EXERCISE REQUIREMENTS: Line by line, set down the records exactly as they appear below.

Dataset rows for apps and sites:
============

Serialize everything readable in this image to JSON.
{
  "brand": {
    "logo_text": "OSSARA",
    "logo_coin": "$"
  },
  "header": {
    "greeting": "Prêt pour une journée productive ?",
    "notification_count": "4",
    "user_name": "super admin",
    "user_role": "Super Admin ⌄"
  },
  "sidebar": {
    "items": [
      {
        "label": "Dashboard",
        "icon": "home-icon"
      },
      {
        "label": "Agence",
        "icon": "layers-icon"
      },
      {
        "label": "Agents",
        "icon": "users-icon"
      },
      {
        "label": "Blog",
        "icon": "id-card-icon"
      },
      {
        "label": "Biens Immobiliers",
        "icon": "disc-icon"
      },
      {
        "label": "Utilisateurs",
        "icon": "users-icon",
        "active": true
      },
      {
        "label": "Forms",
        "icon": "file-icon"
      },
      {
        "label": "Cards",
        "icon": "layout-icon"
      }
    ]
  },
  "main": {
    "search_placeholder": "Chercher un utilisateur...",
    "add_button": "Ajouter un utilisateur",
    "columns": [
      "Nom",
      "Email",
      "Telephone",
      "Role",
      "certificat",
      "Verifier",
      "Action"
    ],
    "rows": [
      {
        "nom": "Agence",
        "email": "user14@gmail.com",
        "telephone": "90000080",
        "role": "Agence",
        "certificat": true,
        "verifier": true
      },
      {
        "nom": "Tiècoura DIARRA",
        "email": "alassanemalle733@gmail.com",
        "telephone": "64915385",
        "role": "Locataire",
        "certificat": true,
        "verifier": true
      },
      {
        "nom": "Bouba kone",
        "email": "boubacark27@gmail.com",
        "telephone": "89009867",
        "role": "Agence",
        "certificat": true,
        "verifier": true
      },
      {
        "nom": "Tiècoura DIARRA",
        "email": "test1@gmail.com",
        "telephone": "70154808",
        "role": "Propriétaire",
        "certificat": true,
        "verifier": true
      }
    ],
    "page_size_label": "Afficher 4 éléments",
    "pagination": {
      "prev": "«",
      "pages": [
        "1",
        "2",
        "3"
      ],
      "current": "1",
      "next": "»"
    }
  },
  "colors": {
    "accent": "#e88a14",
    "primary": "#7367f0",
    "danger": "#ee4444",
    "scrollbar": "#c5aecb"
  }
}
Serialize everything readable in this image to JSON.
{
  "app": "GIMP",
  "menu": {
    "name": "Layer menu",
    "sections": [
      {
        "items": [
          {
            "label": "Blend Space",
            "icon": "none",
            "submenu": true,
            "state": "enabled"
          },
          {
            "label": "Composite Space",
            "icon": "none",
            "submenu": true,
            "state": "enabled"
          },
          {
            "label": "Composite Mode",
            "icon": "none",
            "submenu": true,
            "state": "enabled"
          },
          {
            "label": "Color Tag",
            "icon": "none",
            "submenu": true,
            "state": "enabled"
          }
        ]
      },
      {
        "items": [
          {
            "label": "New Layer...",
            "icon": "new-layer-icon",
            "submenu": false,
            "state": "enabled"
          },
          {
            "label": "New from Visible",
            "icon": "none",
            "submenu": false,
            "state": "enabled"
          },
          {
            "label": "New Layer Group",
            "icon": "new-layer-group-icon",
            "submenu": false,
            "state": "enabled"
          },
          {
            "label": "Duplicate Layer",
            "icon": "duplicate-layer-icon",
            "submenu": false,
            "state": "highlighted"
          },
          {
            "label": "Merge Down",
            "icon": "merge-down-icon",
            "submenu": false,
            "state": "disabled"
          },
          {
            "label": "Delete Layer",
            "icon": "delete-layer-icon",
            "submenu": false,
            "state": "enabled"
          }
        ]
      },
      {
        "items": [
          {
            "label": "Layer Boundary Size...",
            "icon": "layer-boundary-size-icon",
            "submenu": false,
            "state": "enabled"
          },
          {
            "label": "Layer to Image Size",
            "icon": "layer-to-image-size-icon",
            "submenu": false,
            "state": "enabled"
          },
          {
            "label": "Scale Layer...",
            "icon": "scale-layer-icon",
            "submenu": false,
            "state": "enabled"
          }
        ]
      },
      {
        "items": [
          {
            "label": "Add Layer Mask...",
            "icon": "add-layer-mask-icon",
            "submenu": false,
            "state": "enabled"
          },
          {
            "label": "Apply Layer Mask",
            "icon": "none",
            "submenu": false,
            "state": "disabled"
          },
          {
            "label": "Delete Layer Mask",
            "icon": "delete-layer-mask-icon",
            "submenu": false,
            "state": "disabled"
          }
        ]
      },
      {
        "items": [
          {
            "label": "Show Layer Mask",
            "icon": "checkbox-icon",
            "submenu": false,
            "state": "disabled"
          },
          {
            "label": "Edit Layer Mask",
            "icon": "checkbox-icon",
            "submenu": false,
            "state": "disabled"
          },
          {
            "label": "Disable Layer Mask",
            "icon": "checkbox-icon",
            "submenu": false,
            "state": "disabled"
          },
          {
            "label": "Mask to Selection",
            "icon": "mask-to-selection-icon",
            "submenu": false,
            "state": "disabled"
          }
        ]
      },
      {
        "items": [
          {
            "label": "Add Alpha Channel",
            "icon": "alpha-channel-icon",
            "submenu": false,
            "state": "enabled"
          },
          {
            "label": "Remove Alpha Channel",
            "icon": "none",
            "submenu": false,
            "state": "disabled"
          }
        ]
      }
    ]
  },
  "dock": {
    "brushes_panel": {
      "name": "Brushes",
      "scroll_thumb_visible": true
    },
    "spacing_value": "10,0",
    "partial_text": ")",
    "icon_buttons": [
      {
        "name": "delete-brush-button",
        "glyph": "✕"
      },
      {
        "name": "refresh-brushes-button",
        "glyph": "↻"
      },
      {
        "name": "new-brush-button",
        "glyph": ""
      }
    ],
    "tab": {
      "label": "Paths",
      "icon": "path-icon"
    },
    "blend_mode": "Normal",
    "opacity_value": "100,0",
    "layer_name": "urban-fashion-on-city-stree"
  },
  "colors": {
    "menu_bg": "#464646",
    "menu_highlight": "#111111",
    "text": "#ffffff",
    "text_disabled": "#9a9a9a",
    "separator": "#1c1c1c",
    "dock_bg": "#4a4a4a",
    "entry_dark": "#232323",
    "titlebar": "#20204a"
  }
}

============

EXERCISE ANSWER:
Serialize everything readable in this image to JSON.
{
  "brand": {
    "logo_text": "OSSARA",
    "logo_coin": "$"
  },
  "header": {
    "greeting": "Prêt pour une journée productive ?",
    "notification_count": "4",
    "user_name": "super admin",
    "user_role": "Super Admin ⌄"
  },
  "sidebar": {
    "items": [
      {
        "label": "Dashboard",
        "icon": "home-icon"
      },
      {
        "label": "Agence",
        "icon": "layers-icon"
      },
      {
        "label": "Agents",
        "icon": "users-icon"
      },
      {
        "label": "Blog",
        "icon": "id-card-icon"
      },
      {
        "label": "Biens Immobiliers",
        "icon": "disc-icon"
      },
      {
        "label": "Utilisateurs",
        "icon": "users-icon",
        "active": true
      },
      {
        "label": "Forms",
        "icon": "file-icon"
      },
      {
        "label": "Cards",
        "icon": "layout-icon"
      }
    ]
  },
  "main": {
    "search_placeholder": "Chercher un utilisateur...",
    "add_button": "Ajouter un utilisateur",
    "columns": [
      "Nom",
      "Email",
      "Telephone",
      "Role",
      "certificat",
      "Verifier",
      "Action"
    ],
    "rows": [
      {
        "nom": "Agence",
        "email": "user14@gmail.com",
        "telephone": "90000080",
        "role": "Agence",
        "certificat": true,
        "verifier": true
      },
      {
        "nom": "Tiècoura DIARRA",
        "email": "alassanemalle733@gmail.com",
        "telephone": "64915385",
        "role": "Locataire",
        "certificat": true,
        "verifier": true
      },
      {
        "nom": "Bouba kone",
        "email": "boubacark27@gmail.com",
        "telephone": "89009867",
        "role": "Agence",
        "certificat": true,
        "verifier": true
      },
      {
        "nom": "Tiècoura DIARRA",
        "email": "test1@gmail.com",
        "telephone": "70154808",
        "role": "Propriétaire",
        "certificat": true,
        "verifier": true
      }
    ],
    "page_size_label": "Afficher 4 éléments",
    "pagination": {
      "prev": "«",
      "pages": [
        "1",
        "2",
        "3"
      ],
      "current": "1",
      "next": "»"
    }
  },
  "colors": {
    "accent": "#e88a14",
    "primary": "#7367f0",
    "danger": "#ee4444",
    "scrollbar": "#c5aecb"
  }
}
Serialize everything readable in this image to JSON.
{
  "app": "GIMP",
  "menu": {
    "name": "Layer menu",
    "sections": [
      {
        "items": [
          {
            "label": "Blend Space",
            "icon": "none",
            "submenu": true,
            "state": "enabled"
          },
          {
            "label": "Composite Space",
            "icon": "none",
            "submenu": true,
            "state": "enabled"
          },
          {
            "label": "Composite Mode",
            "icon": "none",
            "submenu": true,
            "state": "enabled"
          },
          {
            "label": "Color Tag",
            "icon": "none",
            "submenu": true,
            "state": "enabled"
          }
        ]
      },
      {
        "items": [
          {
            "label": "New Layer...",
            "icon": "new-layer-icon",
            "submenu": false,
            "state": "enabled"
          },
          {
            "label": "New from Visible",
            "icon": "none",
            "submenu": false,
            "state": "enabled"
          },
          {
            "label": "New Layer Group",
            "icon": "new-layer-group-icon",
            "submenu": false,
            "state": "enabled"
          },
          {
            "label": "Duplicate Layer",
            "icon": "duplicate-layer-icon",
            "submenu": false,
            "state": "highlighted"
          },
          {
            "label": "Merge Down",
            "icon": "merge-down-icon",
            "submenu": false,
            "state": "disabled"
          },
          {
            "label": "Delete Layer",
            "icon": "delete-layer-icon",
            "submenu": false,
            "state": "enabled"
          }
        ]
      },
      {
        "items": [
          {
            "label": "Layer Boundary Size...",
            "icon": "layer-boundary-size-icon",
            "submenu": false,
            "state": "enabled"
          },
          {
            "label": "Layer to Image Size",
            "icon": "layer-to-image-size-icon",
            "submenu": false,
            "state": "enabled"
          },
          {
            "label": "Scale Layer...",
            "icon": "scale-layer-icon",
            "submenu": false,
            "state": "enabled"
          }
        ]
      },
      {
        "items": [
          {
            "label": "Add Layer Mask...",
            "icon": "add-layer-mask-icon",
            "submenu": false,
            "state": "enabled"
          },
          {
            "label": "Apply Layer Mask",
            "icon": "none",
            "submenu": false,
            "state": "disabled"
          },
          {
            "label": "Delete Layer Mask",
            "icon": "delete-layer-mask-icon",
            "submenu": false,
            "state": "disabled"
          }
        ]
      },
      {
        "items": [
          {
            "label": "Show Layer Mask",
            "icon": "checkbox-icon",
            "submenu": false,
            "state": "disabled"
          },
          {
            "label": "Edit Layer Mask",
            "icon": "checkbox-icon",
            "submenu": false,
            "state": "disabled"
          },
          {
            "label": "Disable Layer Mask",
            "icon": "checkbox-icon",
            "submenu": false,
            "state": "disabled"
          },
          {
            "label": "Mask to Selection",
            "icon": "mask-to-selection-icon",
            "submenu": false,
            "state": "disabled"
          }
        ]
      },
      {
        "items": [
          {
            "label": "Add Alpha Channel",
            "icon": "alpha-channel-icon",
            "submenu": false,
            "state": "enabled"
          },
          {
            "label": "Remove Alpha Channel",
            "icon": "none",
            "submenu": false,
            "state": "disabled"
          }
        ]
      }
    ]
  },
  "dock": {
    "brushes_panel": {
      "name": "Brushes",
      "scroll_thumb_visible": true
    },
    "spacing_value": "10,0",
    "partial_text": ")",
    "icon_buttons": [
      {
        "name": "delete-brush-button",
        "glyph": "✕"
      },
      {
        "name": "refresh-brushes-button",
        "glyph": "↻"
      },
      {
        "name": "new-brush-button",
        "glyph": ""
      }
    ],
    "tab": {
      "label": "Paths",
      "icon": "path-icon"
    },
    "blend_mode": "Normal",
    "opacity_value": "100,0",
    "layer_name": "urban-fashion-on-city-stree"
  },
  "colors": {
    "menu_bg": "#464646",
    "menu_highlight": "#111111",
    "text": "#ffffff",
    "text_disabled": "#9a9a9a",
    "separator": "#1c1c1c",
    "dock_bg": "#4a4a4a",
    "entry_dark": "#232323",
    "titlebar": "#20204a"
  }
}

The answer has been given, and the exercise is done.